The UALR Institute on Race and Ethnicity hosted a 50th anniversary commemorative event to honor and reflect upon the 1961 Freedom Rides on the grounds of the Old State House Museum 2 p.m. Sunday, July 10, 2011. A gospel choir singing songs from the movement began performing at 1:30 p.m.
Freedom Rider John Curtis Raines along with family members of the late Benjamin Elton Cox were in attendance.
The UALR Department of History hosted the symposium “Sit-Ins, Freedom Rides, and Beyond: Direct Action and Civil Rights in 1960s Arkansas” Saturday, July 9, at the Mosaic Templars Cultural Center at 501 West 9th Street.
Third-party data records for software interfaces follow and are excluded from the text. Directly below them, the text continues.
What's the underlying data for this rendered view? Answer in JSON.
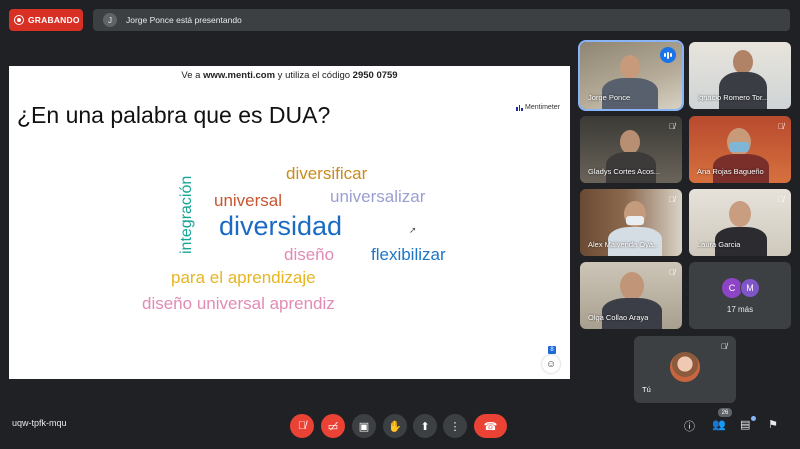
{
  "recording": {
    "label": "GRABANDO"
  },
  "presenting": {
    "avatar_initial": "J",
    "text": "Jorge Ponce está presentando"
  },
  "slide": {
    "instruction_prefix": "Ve a ",
    "site": "www.menti.com",
    "instruction_middle": " y utiliza el código ",
    "code": "2950 0759",
    "question": "¿En una palabra que es DUA?",
    "brand": "Mentimeter",
    "words": [
      "integración",
      "diversificar",
      "universal",
      "universalizar",
      "diversidad",
      "diseño",
      "flexibilizar",
      "para el aprendizaje",
      "diseño universal aprendiz"
    ],
    "corner_badge": "8"
  },
  "participants": [
    {
      "name": "Jorge Ponce",
      "muted": false,
      "speaking": true
    },
    {
      "name": "Ignacio Romero Tor...",
      "muted": false
    },
    {
      "name": "Gladys Cortes Acos...",
      "muted": true
    },
    {
      "name": "Ana Rojas Bagueño",
      "muted": true
    },
    {
      "name": "Alex Malvenda Oya...",
      "muted": true
    },
    {
      "name": "Laura Garcia",
      "muted": true
    },
    {
      "name": "Olga Collao Araya",
      "muted": true
    }
  ],
  "more": {
    "initial1": "C",
    "initial2": "M",
    "label": "17 más"
  },
  "self": {
    "label": "Tú"
  },
  "footer": {
    "meeting_code": "uqw-tpfk-mqu",
    "people_count": "26"
  },
  "colors": {
    "accent_red": "#ea4335",
    "speaking_blue": "#1a73e8",
    "background": "#202124"
  }
}
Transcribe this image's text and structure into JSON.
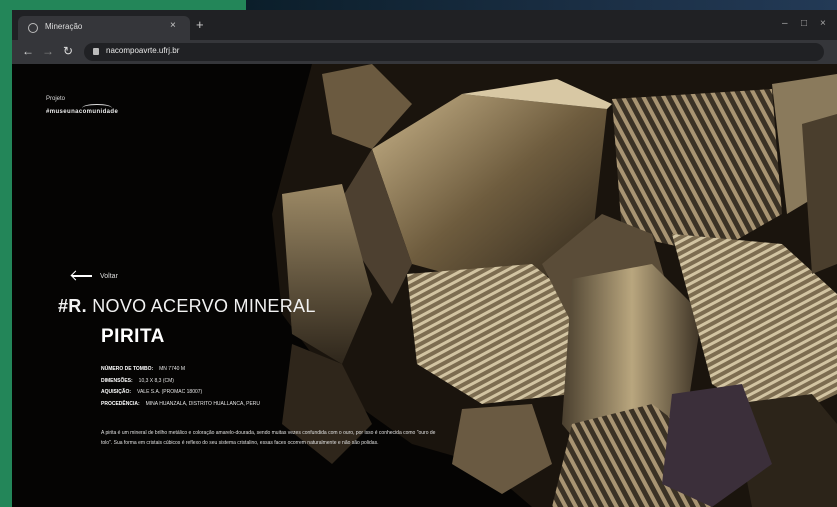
{
  "browser": {
    "tab_title": "Mineração",
    "tab_close": "×",
    "new_tab": "+",
    "back": "←",
    "forward": "→",
    "reload": "↻",
    "url": "nacompoavrte.ufrj.br",
    "window_controls": [
      "–",
      "□",
      "×"
    ]
  },
  "page": {
    "logo_top": "Projeto",
    "logo_bottom": "#museunacomunidade",
    "back_label": "Voltar",
    "headline_code": "#R.",
    "headline_title": "NOVO ACERVO MINERAL",
    "mineral_name": "PIRITA",
    "specs": [
      {
        "key": "NÚMERO DE TOMBO:",
        "value": "MN 7740 M"
      },
      {
        "key": "DIMENSÕES:",
        "value": "10,3 X 8,3 (CM)"
      },
      {
        "key": "AQUISIÇÃO:",
        "value": "VALE S.A. (PROMAC 18007)"
      },
      {
        "key": "PROCEDÊNCIA:",
        "value": "MINA HUANZALA, DISTRITO HUALLANCA, PERU"
      }
    ],
    "description": "A pirita é um mineral de brilho metálico e coloração amarelo-dourada, sendo muitas vezes confundida com o ouro, por isso é conhecida como \"ouro de tolo\". Sua forma em cristais cúbicos é reflexo do seu sistema cristalino, essas faces ocorrem naturalmente e não são polidas."
  },
  "colors": {
    "desktop_green": "#238659",
    "tab_bar": "#202124",
    "toolbar": "#35363a",
    "page_bg": "#050403",
    "pyrite_gold": "#a88f5e"
  }
}
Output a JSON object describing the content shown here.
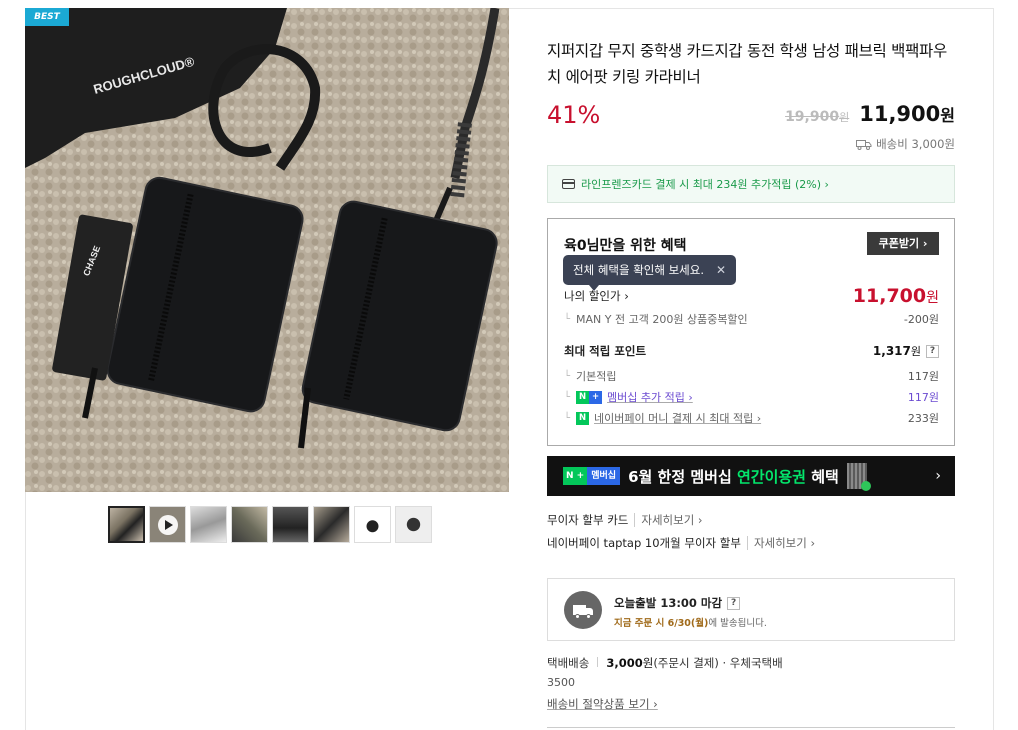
{
  "gallery": {
    "badge": "BEST",
    "brand_text": "ROUGHCLOUD®",
    "card_text": "CHASE",
    "thumbnails_count": 8,
    "active_thumbnail": 0
  },
  "product": {
    "title": "지퍼지갑 무지 중학생 카드지갑 동전 학생 남성 패브릭 백팩파우치 에어팟 키링 카라비너",
    "discount_rate": "41%",
    "original_price": "19,900",
    "original_price_unit": "원",
    "sale_price": "11,900",
    "sale_price_unit": "원",
    "shipping_fee": "배송비 3,000원"
  },
  "card_banner": {
    "text": "라인프렌즈카드 결제 시 최대 234원 추가적립 (2%) ›"
  },
  "benefit": {
    "title": "육0님만을 위한 혜택",
    "coupon_button": "쿠폰받기 ›",
    "tooltip": "전체 혜택을 확인해 보세요.",
    "tooltip_close": "✕",
    "my_discount_label": "나의 할인가 ›",
    "my_discount_price": "11,700",
    "my_discount_unit": "원",
    "coupon_line_label": "MAN Y 전 고객 200원 상품중복할인",
    "coupon_line_value": "-200원",
    "max_points_label": "최대 적립 포인트",
    "max_points_value": "1,317",
    "max_points_unit": "원",
    "qmark": "?",
    "basic_label": "기본적립",
    "basic_value": "117원",
    "member_label": "멤버십 추가 적립 ›",
    "member_value": "117원",
    "naverpay_label": "네이버페이 머니 결제 시 최대 적립 ›",
    "naverpay_value": "233원"
  },
  "member_banner": {
    "badge_n": "N +",
    "badge_text": "멤버십",
    "text_prefix": "6월 한정 멤버십 ",
    "text_highlight": "연간이용권",
    "text_suffix": " 혜택",
    "arrow": "›"
  },
  "installment": {
    "line1": "무이자 할부 카드",
    "line1_more": "자세히보기 ›",
    "line2": "네이버페이 taptap 10개월 무이자 할부",
    "line2_more": "자세히보기 ›"
  },
  "delivery": {
    "title": "오늘출발 13:00 마감",
    "qmark": "?",
    "sub_bold": "지금 주문 시 6/30(월)",
    "sub_rest": "에 발송됩니다."
  },
  "shipping": {
    "method": "택배배송",
    "fee": "3,000",
    "fee_unit": "원",
    "fee_note": "(주문시 결제)",
    "carrier": "· 우체국택배",
    "extra": "3500",
    "link": "배송비 절약상품 보기 ›"
  },
  "colors": {
    "discount_red": "#c8102e",
    "naver_green": "#03c75a",
    "member_purple": "#6b4bd1",
    "badge_blue": "#1ba9d4"
  }
}
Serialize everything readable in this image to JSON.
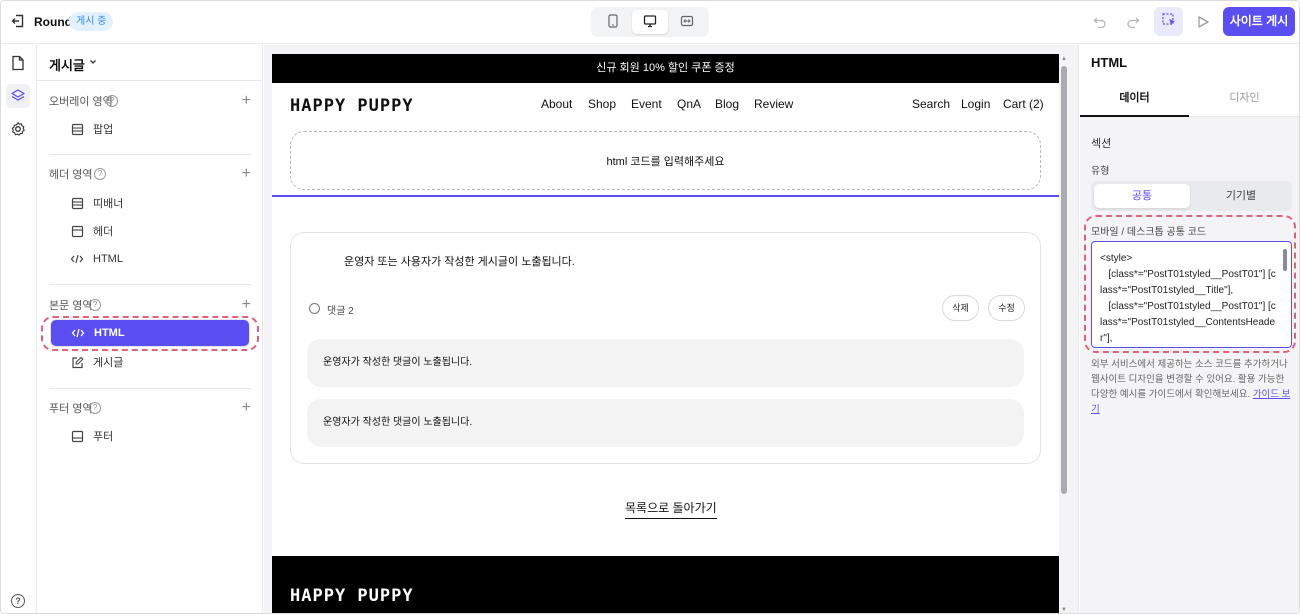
{
  "topbar": {
    "site_name": "Round",
    "status": "게시 중",
    "publish_label": "사이트 게시"
  },
  "panel": {
    "title": "게시글",
    "sections": {
      "overlay": {
        "label": "오버레이 영역",
        "items": [
          "팝업"
        ]
      },
      "header": {
        "label": "헤더 영역",
        "items": [
          "띠배너",
          "헤더",
          "HTML"
        ]
      },
      "body": {
        "label": "본문 영역",
        "items": [
          "HTML",
          "게시글"
        ]
      },
      "footer": {
        "label": "푸터 영역",
        "items": [
          "푸터"
        ]
      }
    },
    "help_glyph": "?"
  },
  "preview": {
    "announcement": "신규 회원 10% 할인 쿠폰 증정",
    "logo": "HAPPY PUPPY",
    "nav_left": [
      "About",
      "Shop",
      "Event",
      "QnA",
      "Blog",
      "Review"
    ],
    "nav_right": [
      "Search",
      "Login",
      "Cart (2)"
    ],
    "html_placeholder": "html 코드를 입력해주세요",
    "post_text": "운영자 또는 사용자가 작성한 게시글이 노출됩니다.",
    "comment_count": "댓글 2",
    "delete_label": "삭제",
    "edit_label": "수정",
    "comments": [
      "운영자가 작성한 댓글이 노출됩니다.",
      "운영자가 작성한 댓글이 노출됩니다."
    ],
    "back_link": "목록으로 돌아가기",
    "footer_logo": "HAPPY PUPPY"
  },
  "inspector": {
    "title": "HTML",
    "tabs": [
      "데이터",
      "디자인"
    ],
    "section_label": "섹션",
    "type_label": "유형",
    "type_options": [
      "공통",
      "기기별"
    ],
    "code_label": "모바일 / 데스크톱 공통 코드",
    "code_value": "<style>\n   [class*=\"PostT01styled__PostT01\"] [class*=\"PostT01styled__Title\"],\n   [class*=\"PostT01styled__PostT01\"] [class*=\"PostT01styled__ContentsHeader\"],",
    "help_text": "외부 서비스에서 제공하는 소스 코드를 추가하거나 웹사이트 디자인을 변경할 수 있어요. 활용 가능한 다양한 예시를 가이드에서 확인해보세요.",
    "guide_link": "가이드 보기"
  },
  "colors": {
    "accent": "#5b4ef0",
    "highlight": "#e0607a",
    "badge_bg": "#e3f1ff",
    "badge_text": "#2d8cf0"
  },
  "icons": [
    "back-icon",
    "mobile-icon",
    "desktop-icon",
    "fit-width-icon",
    "undo-icon",
    "redo-icon",
    "select-element-icon",
    "play-icon",
    "page-icon",
    "layers-icon",
    "settings-icon",
    "help-icon",
    "plus-icon",
    "code-icon",
    "popup-icon",
    "post-edit-icon",
    "comment-icon"
  ]
}
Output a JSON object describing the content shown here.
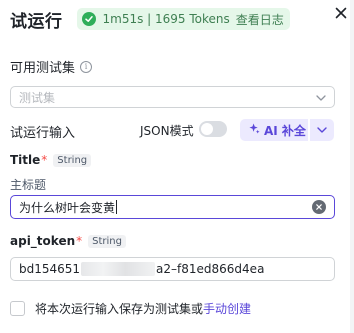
{
  "header": {
    "title": "试运行",
    "status_text": "1m51s | 1695 Tokens",
    "view_log": "查看日志"
  },
  "testset": {
    "label": "可用测试集",
    "info_glyph": "i",
    "placeholder": "测试集"
  },
  "run_input": {
    "label": "试运行输入",
    "json_mode_label": "JSON模式",
    "json_mode_on": false,
    "ai_fill_label": "AI 补全"
  },
  "fields": [
    {
      "name": "Title",
      "required_mark": "*",
      "type": "String",
      "description": "主标题",
      "value": "为什么树叶会变黄"
    },
    {
      "name": "api_token",
      "required_mark": "*",
      "type": "String",
      "value_prefix": "bd154651",
      "value_suffix": "a2–f81ed866d4ea"
    }
  ],
  "save": {
    "text": "将本次运行输入保存为测试集或",
    "link": "手动创建",
    "checked": false
  },
  "colors": {
    "accent": "#5a47d9",
    "success": "#2fae5a",
    "success_bg": "#e5f7e9",
    "required": "#f54a45"
  },
  "icons": {
    "status": "check-circle-icon",
    "close": "close-icon",
    "info": "info-icon",
    "select_chevron": "chevron-down-icon",
    "ai": "sparkle-icon",
    "clear": "clear-circle-icon"
  }
}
Read more about the symposium.
Both events were free and open to the public.
Freedom Rides Commemorative Plaque Unveiling
The plaque marks the location of the former Trailways bus station where the Freedom Riders arrived July 10, 1961.
Arkansas Civil Rights Heritage Trail Ribbon Cutting
Names of Arkansas civil rights activists will be placed on sidewalk markers from Markham Street to the William J. Clinton Presidential Library.
Address from Freedom Riders and Dignitaries
Freedom Rider John Curtis Raines along with family members of the late Benjamin Elton Cox appeared along with members of the Arkansas Student Nonviolent Coordinating Committee (ARSNCC).
Gospel Choir Performance by United Voices of Gaines Street Baptist Church and Artists United
To honor the importance and impact of music during the Freedom Rides and the Civil Rights Movement, the United Voices of Gaines Street Baptist Church and Artists United directed by Steven Young performed many of the soul-stirring songs sung by the Freedom Riders throughout their experiences while traveling. Listen to a music sampling.